Evaluating the Structural Equivalence of Dementia Screening Tests
Maritza Dowling, Ph.D.
University of Wisconsin-Madison
2012 New Investigator Research Grant to Promote Diversity
A major goal in Alzheimer's disease research is to develop ways to detect the disease in people at a very early stage. Currently, a variety of memory or brain function tests are used to detect early signs of dementia and determine which people should receive more extensive evaluation to determine if their brain function is below normal for their age.
One such test that is commonly used in medical clinics is the Mini-Mental State Exam (MMSE). Like any test, it has drawbacks and limitations. A newer test, the Montreal Cognitive Assessment (MoCA), has been proposed to be a better alternative than the MMSE test.

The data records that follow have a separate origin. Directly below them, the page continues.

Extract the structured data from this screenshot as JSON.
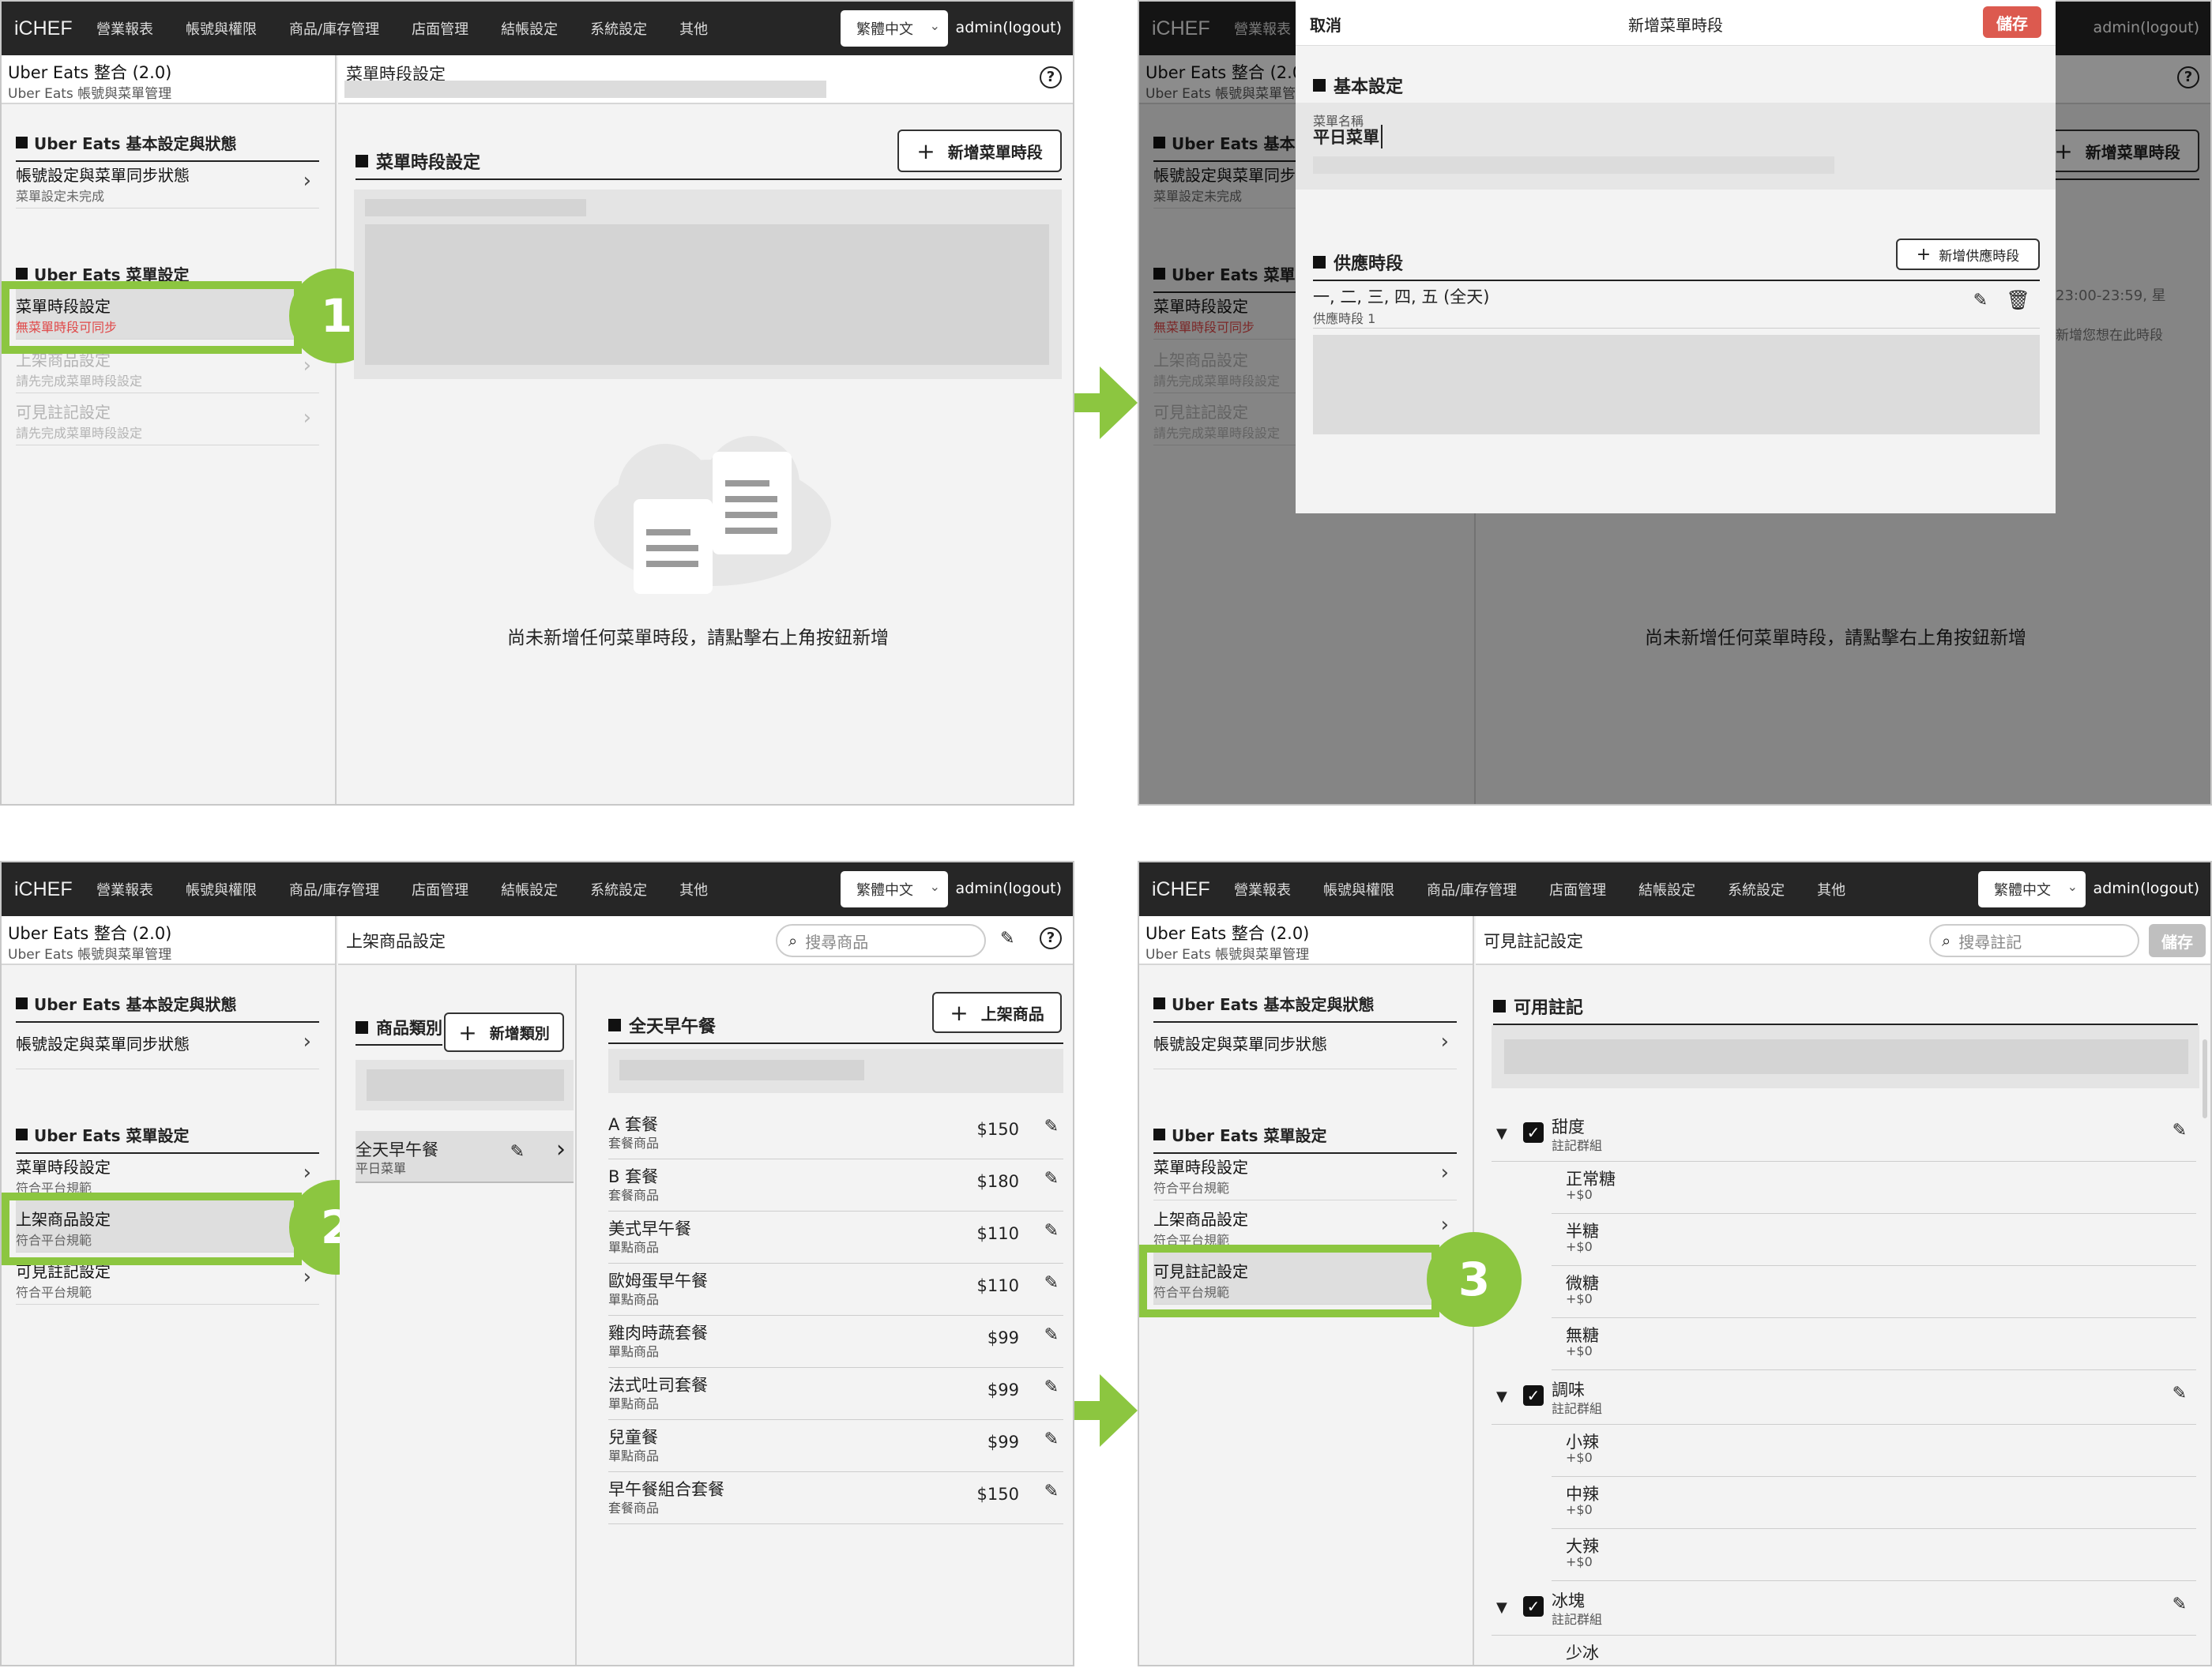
{
  "app": {
    "logo": "iCHEF",
    "nav": [
      "營業報表",
      "帳號與權限",
      "商品/庫存管理",
      "店面管理",
      "結帳設定",
      "系統設定",
      "其他"
    ],
    "language": "繁體中文",
    "admin": "admin(logout)"
  },
  "sidebar": {
    "title": "Uber Eats 整合 (2.0)",
    "subtitle": "Uber Eats 帳號與菜單管理",
    "section_basic": "Uber Eats 基本設定與狀態",
    "section_menu": "Uber Eats 菜單設定",
    "account_item": "帳號設定與菜單同步狀態",
    "account_sub_incomplete": "菜單設定未完成",
    "menu_time": "菜單時段設定",
    "menu_time_sub_warn": "無菜單時段可同步",
    "listing": "上架商品設定",
    "listing_sub_disabled": "請先完成菜單時段設定",
    "notes": "可見註記設定",
    "notes_sub_disabled": "請先完成菜單時段設定",
    "compliant": "符合平台規範"
  },
  "steps": [
    "1",
    "2",
    "3"
  ],
  "panel1": {
    "header": "菜單時段設定",
    "section": "菜單時段設定",
    "add_button": "新增菜單時段",
    "empty": "尚未新增任何菜單時段，請點擊右上角按鈕新增"
  },
  "modal": {
    "cancel": "取消",
    "title": "新增菜單時段",
    "save": "儲存",
    "basic": "基本設定",
    "name_label": "菜單名稱",
    "name_value": "平日菜單",
    "supply": "供應時段",
    "add_supply": "新增供應時段",
    "slot_days": "一, 二, 三, 四, 五 (全天)",
    "slot_name": "供應時段 1",
    "bg_time": "23:00-23:59, 星",
    "bg_hint": "新增您想在此時段"
  },
  "panel3": {
    "header": "上架商品設定",
    "search_placeholder": "搜尋商品",
    "cat_section": "商品類別",
    "add_category": "新增類別",
    "category": "全天早午餐",
    "category_sub": "平日菜單",
    "list_section": "全天早午餐",
    "add_product": "上架商品",
    "products": [
      {
        "name": "A 套餐",
        "type": "套餐商品",
        "price": "$150"
      },
      {
        "name": "B 套餐",
        "type": "套餐商品",
        "price": "$180"
      },
      {
        "name": "美式早午餐",
        "type": "單點商品",
        "price": "$110"
      },
      {
        "name": "歐姆蛋早午餐",
        "type": "單點商品",
        "price": "$110"
      },
      {
        "name": "雞肉時蔬套餐",
        "type": "單點商品",
        "price": "$99"
      },
      {
        "name": "法式吐司套餐",
        "type": "單點商品",
        "price": "$99"
      },
      {
        "name": "兒童餐",
        "type": "單點商品",
        "price": "$99"
      },
      {
        "name": "早午餐組合套餐",
        "type": "套餐商品",
        "price": "$150"
      }
    ]
  },
  "panel4": {
    "header": "可見註記設定",
    "search_placeholder": "搜尋註記",
    "save": "儲存",
    "section": "可用註記",
    "group_type": "註記群組",
    "groups": [
      {
        "name": "甜度",
        "options": [
          {
            "name": "正常糖",
            "price": "+$0"
          },
          {
            "name": "半糖",
            "price": "+$0"
          },
          {
            "name": "微糖",
            "price": "+$0"
          },
          {
            "name": "無糖",
            "price": "+$0"
          }
        ]
      },
      {
        "name": "調味",
        "options": [
          {
            "name": "小辣",
            "price": "+$0"
          },
          {
            "name": "中辣",
            "price": "+$0"
          },
          {
            "name": "大辣",
            "price": "+$0"
          }
        ]
      },
      {
        "name": "冰塊",
        "options": [
          {
            "name": "少冰",
            "price": ""
          }
        ]
      }
    ]
  },
  "colors": {
    "accent": "#8cc640",
    "save": "#dc5a4f",
    "topbar": "#262626",
    "warn": "#e04848"
  }
}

Maritza Dowling, Ph.D., and colleagues have proposed to study the ability of the MoCA test to detect people who have reduced brain function and distinguish them from healthy people. They will compare the MoCA test with the MMSE, including the ability of different components of the two tests to measure different types of brain function. The researchers will use existing test results of people who were given both types of tests. They will then use statistical methods to compare the accuracy and sensitivity of the two tests. These studies will improve our understanding of the MMSE and MoCA tests, and they may lead to the development and use of more accurate tests for detecting early signs of dementia.